04 Jun The Khrist Bhaktas of Banaras: Visions, Representations, and Dangerous Prognostications
Kerry San Chirico (Religious Studies, University of California, Santa Barbara)
Monday, June 4 / 7:30 pm
6056 Humanities and Social Sciences Building

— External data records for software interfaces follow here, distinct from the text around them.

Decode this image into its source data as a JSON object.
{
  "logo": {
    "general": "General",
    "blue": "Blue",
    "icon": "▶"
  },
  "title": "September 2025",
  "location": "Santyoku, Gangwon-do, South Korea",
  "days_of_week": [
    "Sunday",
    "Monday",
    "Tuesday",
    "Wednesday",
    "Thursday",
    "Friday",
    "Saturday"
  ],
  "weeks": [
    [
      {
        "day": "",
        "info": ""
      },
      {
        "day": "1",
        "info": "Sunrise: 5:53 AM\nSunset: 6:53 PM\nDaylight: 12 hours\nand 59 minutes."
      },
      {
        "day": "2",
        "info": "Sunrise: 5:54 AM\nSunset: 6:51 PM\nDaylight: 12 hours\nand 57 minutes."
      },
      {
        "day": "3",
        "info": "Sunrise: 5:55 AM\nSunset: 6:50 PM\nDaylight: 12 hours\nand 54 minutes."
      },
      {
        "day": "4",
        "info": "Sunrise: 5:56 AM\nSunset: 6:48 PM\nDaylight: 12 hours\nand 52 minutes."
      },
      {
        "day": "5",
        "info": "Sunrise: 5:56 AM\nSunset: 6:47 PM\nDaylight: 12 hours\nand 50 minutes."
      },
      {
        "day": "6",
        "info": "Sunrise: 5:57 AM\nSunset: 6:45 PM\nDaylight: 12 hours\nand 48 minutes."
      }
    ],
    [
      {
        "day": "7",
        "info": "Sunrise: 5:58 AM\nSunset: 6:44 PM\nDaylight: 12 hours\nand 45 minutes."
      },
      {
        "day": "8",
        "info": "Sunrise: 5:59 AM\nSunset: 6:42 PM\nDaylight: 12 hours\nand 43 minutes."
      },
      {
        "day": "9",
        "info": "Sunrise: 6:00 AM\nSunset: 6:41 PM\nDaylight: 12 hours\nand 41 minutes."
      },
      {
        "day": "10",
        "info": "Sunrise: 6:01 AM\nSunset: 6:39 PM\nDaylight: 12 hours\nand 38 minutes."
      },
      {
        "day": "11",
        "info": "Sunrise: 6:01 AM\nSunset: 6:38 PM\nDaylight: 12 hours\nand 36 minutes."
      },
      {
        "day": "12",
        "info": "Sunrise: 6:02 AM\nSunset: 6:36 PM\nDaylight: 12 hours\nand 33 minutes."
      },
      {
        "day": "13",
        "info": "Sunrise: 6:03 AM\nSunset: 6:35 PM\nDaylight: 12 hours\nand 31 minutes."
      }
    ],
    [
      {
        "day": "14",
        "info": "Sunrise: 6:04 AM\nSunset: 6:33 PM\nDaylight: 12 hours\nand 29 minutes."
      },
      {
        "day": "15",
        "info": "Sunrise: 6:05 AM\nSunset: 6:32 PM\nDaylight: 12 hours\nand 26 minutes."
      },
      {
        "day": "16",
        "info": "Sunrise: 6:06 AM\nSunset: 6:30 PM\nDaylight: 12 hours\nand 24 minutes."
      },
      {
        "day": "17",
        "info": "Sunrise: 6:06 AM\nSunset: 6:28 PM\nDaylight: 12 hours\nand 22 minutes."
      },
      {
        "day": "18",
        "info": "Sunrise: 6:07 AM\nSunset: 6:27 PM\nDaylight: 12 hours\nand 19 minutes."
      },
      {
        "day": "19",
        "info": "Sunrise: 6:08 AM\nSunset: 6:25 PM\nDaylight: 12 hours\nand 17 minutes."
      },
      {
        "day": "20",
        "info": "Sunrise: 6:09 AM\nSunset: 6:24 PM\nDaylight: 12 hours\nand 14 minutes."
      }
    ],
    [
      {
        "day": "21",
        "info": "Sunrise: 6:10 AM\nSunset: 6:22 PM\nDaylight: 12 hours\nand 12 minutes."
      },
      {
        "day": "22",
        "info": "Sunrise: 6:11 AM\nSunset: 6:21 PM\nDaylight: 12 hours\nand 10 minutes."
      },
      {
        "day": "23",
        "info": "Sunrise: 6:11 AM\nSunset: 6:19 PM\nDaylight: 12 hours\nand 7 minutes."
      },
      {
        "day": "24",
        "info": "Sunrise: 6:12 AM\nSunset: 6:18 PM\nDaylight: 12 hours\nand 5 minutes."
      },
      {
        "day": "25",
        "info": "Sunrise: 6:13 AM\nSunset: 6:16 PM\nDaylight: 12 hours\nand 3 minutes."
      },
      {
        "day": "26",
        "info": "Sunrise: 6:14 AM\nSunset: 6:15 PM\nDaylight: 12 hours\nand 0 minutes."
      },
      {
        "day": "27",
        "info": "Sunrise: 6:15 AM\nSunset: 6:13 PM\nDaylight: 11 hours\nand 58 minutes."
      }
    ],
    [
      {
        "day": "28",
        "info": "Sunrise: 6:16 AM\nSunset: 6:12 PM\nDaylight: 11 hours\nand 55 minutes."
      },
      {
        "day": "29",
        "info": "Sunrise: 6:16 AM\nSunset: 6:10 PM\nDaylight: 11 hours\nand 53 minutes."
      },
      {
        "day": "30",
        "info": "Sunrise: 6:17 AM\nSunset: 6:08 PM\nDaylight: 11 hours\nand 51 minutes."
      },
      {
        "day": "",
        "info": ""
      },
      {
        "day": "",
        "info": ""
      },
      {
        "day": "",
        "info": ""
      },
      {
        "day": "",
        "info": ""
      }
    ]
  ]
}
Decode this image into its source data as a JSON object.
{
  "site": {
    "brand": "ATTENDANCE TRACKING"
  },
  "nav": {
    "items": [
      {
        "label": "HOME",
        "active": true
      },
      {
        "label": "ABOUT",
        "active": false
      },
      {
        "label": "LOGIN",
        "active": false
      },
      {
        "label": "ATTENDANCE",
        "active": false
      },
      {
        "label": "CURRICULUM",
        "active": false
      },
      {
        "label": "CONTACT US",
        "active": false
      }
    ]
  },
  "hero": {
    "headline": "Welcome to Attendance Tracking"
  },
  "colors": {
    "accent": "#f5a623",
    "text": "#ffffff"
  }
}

In the Banaras region of Uttar Pradesh, so-called Hindu “Other Backward Classes” and “Scheduled Castes” can be found worshiping Yesu (Jesus) and venerating the Virgin Mary and other saints in Catholic spaces. The developing story of this community of Khrist Bhaktas is complicated by the fact that for various reasons they are not being baptized, leaving them in a rather indeterminate religious space within the context of Dalit uplift, Hindutva, economic liberalization, and the growing popularity of charismatic Catholicism. Having painted a picture of this community and their ongoing negotiations of devotion, San Chirico offered prognostications about possible futures for this low caste movement. Their “in-between” existence offers clues regarding the shape of Christian traditions in North India in the forthcoming decades, but it also provides challenges to traditional Catholic theology and to reified religious categories.

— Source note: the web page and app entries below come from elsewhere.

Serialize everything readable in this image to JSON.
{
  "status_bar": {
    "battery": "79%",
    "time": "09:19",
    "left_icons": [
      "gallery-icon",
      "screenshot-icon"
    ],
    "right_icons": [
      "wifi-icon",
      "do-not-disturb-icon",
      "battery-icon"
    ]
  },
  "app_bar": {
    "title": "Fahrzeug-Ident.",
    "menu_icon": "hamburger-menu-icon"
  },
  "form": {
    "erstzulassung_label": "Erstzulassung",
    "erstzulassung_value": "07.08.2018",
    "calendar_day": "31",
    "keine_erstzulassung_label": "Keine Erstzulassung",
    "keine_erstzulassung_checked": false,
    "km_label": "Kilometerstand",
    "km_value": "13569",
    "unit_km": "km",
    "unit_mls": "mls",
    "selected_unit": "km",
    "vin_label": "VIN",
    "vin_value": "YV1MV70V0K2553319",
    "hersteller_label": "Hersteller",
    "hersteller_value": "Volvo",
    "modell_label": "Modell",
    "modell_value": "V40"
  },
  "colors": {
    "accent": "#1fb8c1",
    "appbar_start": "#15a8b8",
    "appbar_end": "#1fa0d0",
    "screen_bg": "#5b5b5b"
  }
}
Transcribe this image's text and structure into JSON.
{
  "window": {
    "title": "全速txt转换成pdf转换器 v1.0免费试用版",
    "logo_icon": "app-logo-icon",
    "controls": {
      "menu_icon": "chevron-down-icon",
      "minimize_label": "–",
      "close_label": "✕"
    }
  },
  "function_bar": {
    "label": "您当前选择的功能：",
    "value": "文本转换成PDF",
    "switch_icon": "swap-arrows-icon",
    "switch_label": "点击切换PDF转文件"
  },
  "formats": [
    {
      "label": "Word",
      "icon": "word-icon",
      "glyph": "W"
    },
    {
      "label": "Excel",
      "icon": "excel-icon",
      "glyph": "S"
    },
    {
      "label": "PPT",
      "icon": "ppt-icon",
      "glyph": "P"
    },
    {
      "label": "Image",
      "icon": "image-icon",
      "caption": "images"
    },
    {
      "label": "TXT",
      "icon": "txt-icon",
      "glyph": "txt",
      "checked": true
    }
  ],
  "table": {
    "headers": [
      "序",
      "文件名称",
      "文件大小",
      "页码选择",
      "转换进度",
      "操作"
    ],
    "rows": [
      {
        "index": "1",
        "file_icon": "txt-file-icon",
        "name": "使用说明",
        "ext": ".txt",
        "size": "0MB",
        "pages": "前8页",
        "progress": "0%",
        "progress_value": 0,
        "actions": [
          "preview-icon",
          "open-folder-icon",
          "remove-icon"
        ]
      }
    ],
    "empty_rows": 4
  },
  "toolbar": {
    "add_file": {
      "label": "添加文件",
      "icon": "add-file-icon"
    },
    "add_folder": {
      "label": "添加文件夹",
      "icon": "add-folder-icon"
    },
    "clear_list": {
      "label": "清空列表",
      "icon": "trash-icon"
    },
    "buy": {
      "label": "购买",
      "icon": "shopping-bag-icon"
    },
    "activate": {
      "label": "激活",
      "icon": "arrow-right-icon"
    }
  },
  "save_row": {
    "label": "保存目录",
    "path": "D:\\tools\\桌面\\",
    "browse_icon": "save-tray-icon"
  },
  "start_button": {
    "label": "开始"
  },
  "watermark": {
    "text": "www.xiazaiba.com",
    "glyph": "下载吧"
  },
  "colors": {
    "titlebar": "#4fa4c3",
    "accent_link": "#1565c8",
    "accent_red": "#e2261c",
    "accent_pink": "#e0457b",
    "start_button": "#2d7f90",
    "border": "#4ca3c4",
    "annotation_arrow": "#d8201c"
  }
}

Kerry San Chirico is a Ph.D. candidate in Religious Studies at the University of California, Santa Barbara. His lecture drew on his dissertation project, “Between Christian and Hindu: Khrist Bhaktas, Catholics, Hindus, and the Negotiation of Devotion in the Banaras Region,” which he will complete in June. This fall he will join the faculty at the University of Hawai’i, Mānoa, as an Assistant Professor in the Department of Religion.